The levels of infection are still nowhere close to the heights of the Omicron wave of December and January.
But the Centers for Disease Control and Prevention on Thursday raised its COVID-19 Community Level rating for Stark County to “medium” from “low.”
Stark County is now one of 19 Ohio counties at medium risk level. That includes Wayne, Holmes and Medina counties. Two counties in Northwest Ohio, Seneca and Hancock counties, are at “low.” The remaining 67 counties in Ohio, including six that border Stark County are at “high.” Summit and Cuyahoga counties are at “high.”
What got Stark County on the medium list is the rate of new COVID hospitalizations over the prior seven days per 100,000 in population now exceeds the benchmark of 10 and is at 11.7. An estimated 43 people sick due to COVID were admitted to area hospitals, an increase of nearly 19% from the prior week.
If Stark County’s infection rate now at about 186 per 100,000 in population rises above 200 per 100,000 in population, then the county would be likely to reach the numbers to make the “high” infection list.
Rising COVID infection rate in Stark County
Stark County for the week ending Wednesday had nearly 186 confirmed COVID infections per 100,000 in population.

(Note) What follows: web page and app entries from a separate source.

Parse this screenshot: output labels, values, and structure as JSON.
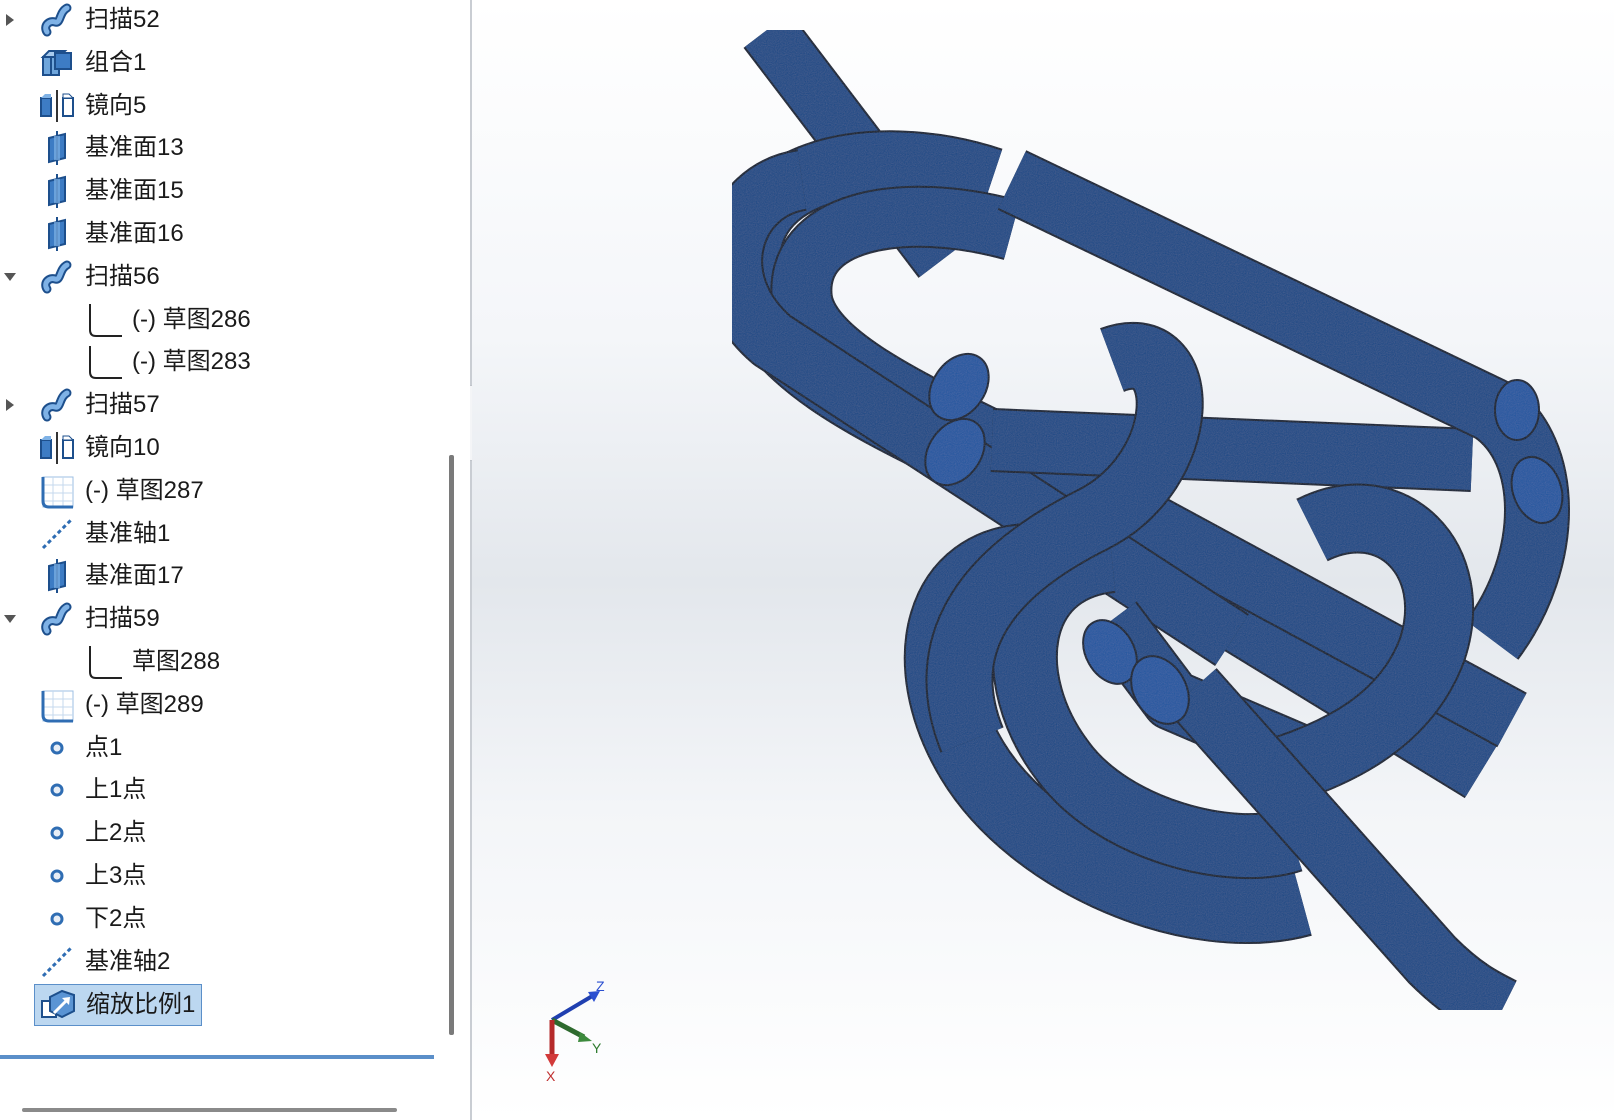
{
  "feature_tree": {
    "items": [
      {
        "label": "扫描52",
        "icon": "sweep-icon",
        "expander": "collapsed"
      },
      {
        "label": "组合1",
        "icon": "combine-icon",
        "expander": "none"
      },
      {
        "label": "镜向5",
        "icon": "mirror-icon",
        "expander": "none"
      },
      {
        "label": "基准面13",
        "icon": "plane-icon",
        "expander": "none"
      },
      {
        "label": "基准面15",
        "icon": "plane-icon",
        "expander": "none"
      },
      {
        "label": "基准面16",
        "icon": "plane-icon",
        "expander": "none"
      },
      {
        "label": "扫描56",
        "icon": "sweep-icon",
        "expander": "expanded"
      },
      {
        "label": "(-) 草图286",
        "icon": "sketch-icon",
        "expander": "none",
        "child": true
      },
      {
        "label": "(-) 草图283",
        "icon": "sketch-icon",
        "expander": "none",
        "child": true
      },
      {
        "label": "扫描57",
        "icon": "sweep-icon",
        "expander": "collapsed"
      },
      {
        "label": "镜向10",
        "icon": "mirror-icon",
        "expander": "none"
      },
      {
        "label": "(-) 草图287",
        "icon": "sketch3d-icon",
        "expander": "none"
      },
      {
        "label": "基准轴1",
        "icon": "axis-icon",
        "expander": "none"
      },
      {
        "label": "基准面17",
        "icon": "plane-icon",
        "expander": "none"
      },
      {
        "label": "扫描59",
        "icon": "sweep-icon",
        "expander": "expanded"
      },
      {
        "label": "草图288",
        "icon": "sketch-icon",
        "expander": "none",
        "child": true
      },
      {
        "label": "(-) 草图289",
        "icon": "sketch3d-icon",
        "expander": "none"
      },
      {
        "label": "点1",
        "icon": "point-icon",
        "expander": "none"
      },
      {
        "label": "上1点",
        "icon": "point-icon",
        "expander": "none"
      },
      {
        "label": "上2点",
        "icon": "point-icon",
        "expander": "none"
      },
      {
        "label": "上3点",
        "icon": "point-icon",
        "expander": "none"
      },
      {
        "label": "下2点",
        "icon": "point-icon",
        "expander": "none"
      },
      {
        "label": "基准轴2",
        "icon": "axis-icon",
        "expander": "none"
      },
      {
        "label": "缩放比例1",
        "icon": "scale-icon",
        "expander": "none",
        "selected": true
      }
    ]
  },
  "triad": {
    "z": "Z",
    "y": "Y",
    "x": "X"
  },
  "colors": {
    "model_fill": "#1a4a86",
    "model_edge": "#0a1a33",
    "selection": "#bcd7f0",
    "icon_blue": "#2f6db3"
  }
}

The number reached about 800 in January.
“I’m not a bit surprised. I can tell you in general that transmission is high,” said Canton Health Commissioner Jim Adams. “This current variant BA.5 (a subvariant of the Omicron variant) is very infectious. … Fortunately, the symptoms (tend to be)very mild.”
Adams said vaccinations and boosters have prevented many serious illnesses.
And that increased hospitalization “it’s a reflection of the increased number of infections in the community,” but “less and less people are getting severely ill,” Adams said.
“Our first line of defense of course is vaccination,” he said. “We want to make sure people are vaccinated and stay current with the vaccination recommendation.”
He said people ages 50 and above, many would have gotten their second booster shot by now. While it’s recommended those under age 50 who are adults have a first booster shot.
The CDC recommends: “Stay up to date with COVID-19 vaccines. Get tested if you have symptoms. Wear a mask if you have symptoms, a positive test, or exposure to someone with COVID-19. Wear a mask on public transportation. You may choose to wear a mask at any time as an additional precaution to protect yourself and others. If you are at high risk for severe illness, consider wearing a mask indoors in public and taking additional precautions.”
Adams said, “You can take personal control and avoid situations where you know you’re going to be exposed. … You still want to avoid crowded situations. … Indoor situations tend to be more risky than outdoor situation. It’s always appropriate to wear a mask. People can make a choice to make a face mask. It never hurts.”
But Adams added that it’s most important to wear a mask if the person has been infected with COVID for about 10 days.
The Ohio legislature last year removed the authority of local health departments to impose general mask mandates. They can only be imposed on specific people diagnosed with a specific disease or on people who’ve come in direct contact with someone diagnosed with that disease.
Charts on CDC’s website indicate that there have no Stark County deaths attributed mainly to COVID since March.
The CDC updates community level ratings of infection each Thursday based on data collected for seven days ending the prior Tuesday or Wednesday.
Data on CDC’s page on Stark County say the following:
- Nearly 6% of inpatient hospital beds in Stark County are occupied by people confirmed to be infected with Covid-19.
- Stark County had 689 confirmed cases of Covid from July 28 to Wednesday, an increase of nearly 12% from the prior week.
- For the seven days ending Aug. 1, the percentage of people testing positive for Covid was 15.31% out of 2,935 tests performed.
- About 68.3% of adults living in Stark County have gotten at least one dose of a Covid vaccine. Counting children, that percentage drops to 59%. For those ages 65 and older, the percentage of those vaccinated is 88%.
- About 3.2% of intensive-care unit beds are occupied by Covid patients, a decrease of 1.7% from the prior week.
Reach Robert at email@example.com. Twitter: @rwangREP.